**WHAT IS EXPECTED**
Below is some data; print it all back exactly.
[Start of Attachment]
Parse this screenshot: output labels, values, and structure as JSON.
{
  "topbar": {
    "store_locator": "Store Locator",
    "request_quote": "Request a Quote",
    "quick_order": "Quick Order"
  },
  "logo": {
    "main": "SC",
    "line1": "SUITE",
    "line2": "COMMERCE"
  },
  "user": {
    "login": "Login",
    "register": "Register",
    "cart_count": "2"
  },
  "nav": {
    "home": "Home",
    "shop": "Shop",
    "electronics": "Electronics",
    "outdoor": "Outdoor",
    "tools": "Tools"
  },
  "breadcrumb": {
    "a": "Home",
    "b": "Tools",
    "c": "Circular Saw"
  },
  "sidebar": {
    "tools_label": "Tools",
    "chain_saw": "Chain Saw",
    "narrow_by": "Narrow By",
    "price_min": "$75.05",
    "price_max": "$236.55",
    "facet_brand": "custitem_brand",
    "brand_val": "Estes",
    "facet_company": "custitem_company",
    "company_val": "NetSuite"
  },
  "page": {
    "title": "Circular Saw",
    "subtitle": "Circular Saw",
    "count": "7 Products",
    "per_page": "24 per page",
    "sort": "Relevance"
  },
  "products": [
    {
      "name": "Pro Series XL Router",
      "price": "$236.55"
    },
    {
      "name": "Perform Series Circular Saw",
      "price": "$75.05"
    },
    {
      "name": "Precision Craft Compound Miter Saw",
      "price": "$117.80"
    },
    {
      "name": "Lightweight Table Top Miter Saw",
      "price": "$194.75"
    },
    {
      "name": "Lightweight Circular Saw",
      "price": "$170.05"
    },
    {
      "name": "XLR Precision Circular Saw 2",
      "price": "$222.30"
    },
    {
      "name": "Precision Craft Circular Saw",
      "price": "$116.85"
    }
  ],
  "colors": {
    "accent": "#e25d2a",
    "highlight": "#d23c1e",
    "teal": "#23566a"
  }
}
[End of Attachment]
**EXERCISE RESULT**
Parse this screenshot: output labels, values, and structure as JSON.
{
  "topbar": {
    "store_locator": "Store Locator",
    "request_quote": "Request a Quote",
    "quick_order": "Quick Order"
  },
  "logo": {
    "main": "SC",
    "line1": "SUITE",
    "line2": "COMMERCE"
  },
  "user": {
    "login": "Login",
    "register": "Register",
    "cart_count": "2"
  },
  "nav": {
    "home": "Home",
    "shop": "Shop",
    "electronics": "Electronics",
    "outdoor": "Outdoor",
    "tools": "Tools"
  },
  "breadcrumb": {
    "a": "Home",
    "b": "Tools",
    "c": "Circular Saw"
  },
  "sidebar": {
    "tools_label": "Tools",
    "chain_saw": "Chain Saw",
    "narrow_by": "Narrow By",
    "price_min": "$75.05",
    "price_max": "$236.55",
    "facet_brand": "custitem_brand",
    "brand_val": "Estes",
    "facet_company": "custitem_company",
    "company_val": "NetSuite"
  },
  "page": {
    "title": "Circular Saw",
    "subtitle": "Circular Saw",
    "count": "7 Products",
    "per_page": "24 per page",
    "sort": "Relevance"
  },
  "products": [
    {
      "name": "Pro Series XL Router",
      "price": "$236.55"
    },
    {
      "name": "Perform Series Circular Saw",
      "price": "$75.05"
    },
    {
      "name": "Precision Craft Compound Miter Saw",
      "price": "$117.80"
    },
    {
      "name": "Lightweight Table Top Miter Saw",
      "price": "$194.75"
    },
    {
      "name": "Lightweight Circular Saw",
      "price": "$170.05"
    },
    {
      "name": "XLR Precision Circular Saw 2",
      "price": "$222.30"
    },
    {
      "name": "Precision Craft Circular Saw",
      "price": "$116.85"
    }
  ],
  "colors": {
    "accent": "#e25d2a",
    "highlight": "#d23c1e",
    "teal": "#23566a"
  }
}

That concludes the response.